- David Wilkerson witnesses to lives turned around by prayer;
There are many who will attest that the banks of fog which shrouded the seas, allowing thousands of Allied troops to be evacuated from Dunkirk under enemy fire during the Second World War, were the result of prayer which circled the globe.
Faith makes the difference in prayer, changing prayer from a custom of conformity into an expression of spiritual intimacy. Prayer wraps around us like a soft blanket, providing comfort and assurance during the fiercest of life’s storms. Prayer provides the strength when we would otherwise be beaten by circumstances. Prayer supplies us with non-judgmental love and forgiveness when we, or those we love and serve, have been hurt. Prayer gives us the courage to challenge injustices and prejudices whether these be entrenched in legislation or in attitudes. Prayer shakes our lives and conceptions (misconceptions) just as surely as the bones were shaken in the valley of Ezekiel’s vision, so that God may remove the scales from our eyes and the plugs from our ears, and we may experience vibrant lives as God’s children.
When our spiritual, physical or emotional pain seems almost too excruciating to bear, prayer will enable us to endure, to discover an inner serenity and then to teach us how our own experiences can be used to help others. In the silence of prayer we hear the voice of God, and our lives are changed. We are transformed from those who have known loneliness to those who know they will never ever be alone again; from those who have acted or reacted from fear to those who act and react only from love; from those who find life can at best be endured to those who welcome each new day with joy. Prayer is the staff on which we lean when the path ahead grows steeper and more strewn with obstacles. Prayer is the power that compels us to seek help rather than pursuing a permanent escape from life’s ills. Prayer is the force that unblocks channels of healing, grace and blessing and allows us to experience fully the love of God.
Prayer provides the greatest intimacy we will ever know, for with God we can be completely open and completely honest, admitting our insufficiencies and asking for God’s sufficiencies. In the security of this intimacy we are able to expose our deepest regrets, our sharpest torments, our fears and recurring nightmares, and in the naming and critical examination of these we discover a catharsis has occurred and we are freed of the burdens we have carried over-long. To God we are able to bring our hopes, ambitions and unexpressed dreams and expect a gift of discernment, and perhaps another of courage to bring these to fruition. In God, once depicted as remote and perhaps judgmental, we discover a loving Parent, even an intimate Lover. From God’s mouth come truths with which no other would dare confront us, yet in our intimate closeness such words are encased in love, for God knows each of our frailties and chooses not to wound our fragile beings.

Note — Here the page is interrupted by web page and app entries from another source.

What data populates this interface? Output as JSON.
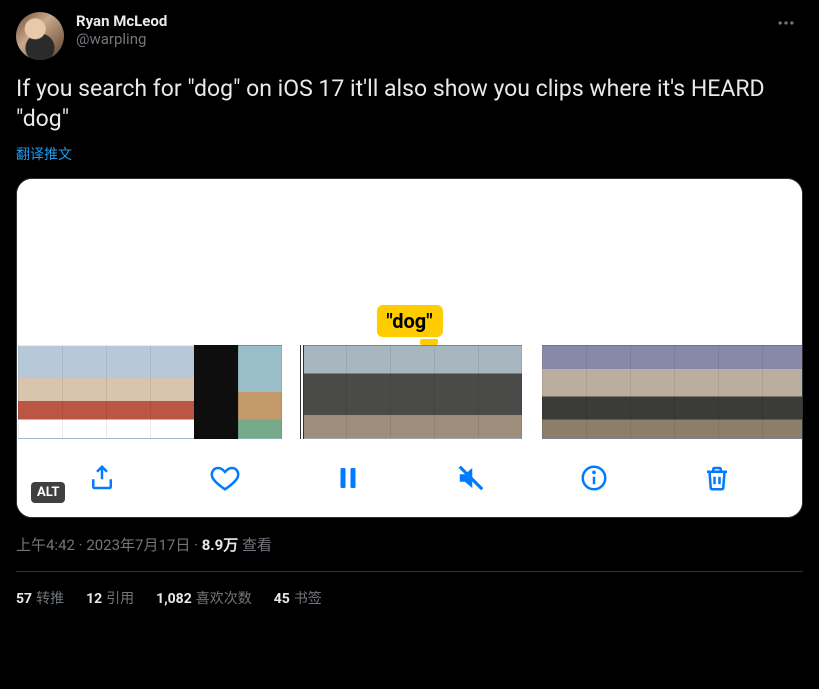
{
  "author": {
    "display_name": "Ryan McLeod",
    "handle": "@warpling"
  },
  "tweet_text": "If you search for \"dog\" on iOS 17 it'll also show you clips where it's HEARD \"dog\"",
  "translate_label": "翻译推文",
  "media": {
    "tooltip_text": "\"dog\"",
    "alt_badge": "ALT"
  },
  "timestamp": {
    "time": "上午4:42",
    "sep": " · ",
    "date": "2023年7月17日",
    "views_number": "8.9万",
    "views_label": " 查看"
  },
  "stats": {
    "retweets": {
      "count": "57",
      "label": "转推"
    },
    "quotes": {
      "count": "12",
      "label": "引用"
    },
    "likes": {
      "count": "1,082",
      "label": "喜欢次数"
    },
    "bookmarks": {
      "count": "45",
      "label": "书签"
    }
  }
}
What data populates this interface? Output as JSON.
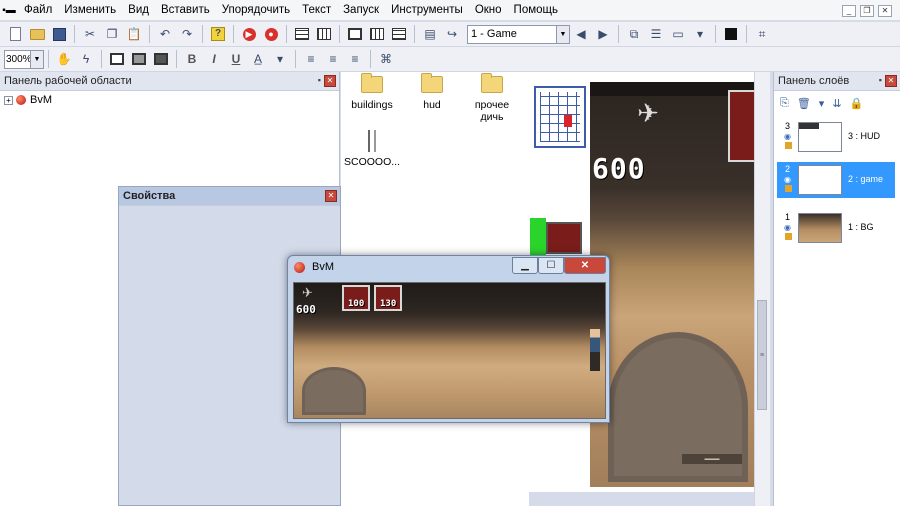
{
  "menu": [
    "Файл",
    "Изменить",
    "Вид",
    "Вставить",
    "Упорядочить",
    "Текст",
    "Запуск",
    "Инструменты",
    "Окно",
    "Помощь"
  ],
  "toolbar": {
    "zoom_value": "300%",
    "layout_select": "1 - Game",
    "bold": "B",
    "italic": "I",
    "underline": "U"
  },
  "workspace": {
    "title": "Панель рабочей области",
    "root_item": "BvM"
  },
  "properties": {
    "title": "Свойства"
  },
  "files": [
    {
      "name": "buildings",
      "type": "folder"
    },
    {
      "name": "hud",
      "type": "folder"
    },
    {
      "name": "прочее дичь",
      "type": "folder"
    },
    {
      "name": "SCOOOO...",
      "type": "sprite"
    }
  ],
  "layers_panel": {
    "title": "Панель слоёв",
    "layers": [
      {
        "index": "3",
        "name": "3 : HUD",
        "selected": false
      },
      {
        "index": "2",
        "name": "2 : game",
        "selected": true
      },
      {
        "index": "1",
        "name": "1 : BG",
        "selected": false
      }
    ]
  },
  "canvas": {
    "score": "600"
  },
  "game_window": {
    "title": "BvM",
    "score": "600",
    "cost1": "100",
    "cost2": "130"
  },
  "colors": {
    "selection": "#3399ff",
    "panel_bg": "#d3dbea"
  }
}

God, in human form as Jesus, observed the disciplined prayer life required by the Jewish law, extending this to embrace a period of prayer and fasting in the tradition of the nation’s prophets. In living and in dying God as Jesus reached out with his words and his spirit to God his Parent. So it is that we are able to reach out in the processes of our living and our dying to God our Parent from whom we draw the energy of life which continues to fill our hearts with joy and sustains us through our darkest nights. The power of prayer is available to us at all times; it is our willingness to connect to the energy of God through every circumstance of our lives which falters at times, not God’s grace. God is present at the coalface. In the dusty streets, amid the bushfires, avalanches and earthquakes which shake our lives, God is there in prayer.
Rev. Vera I. Bourne of Lismore, N.S.W., Australia, served as Outreach Clergy at Christs Community Church.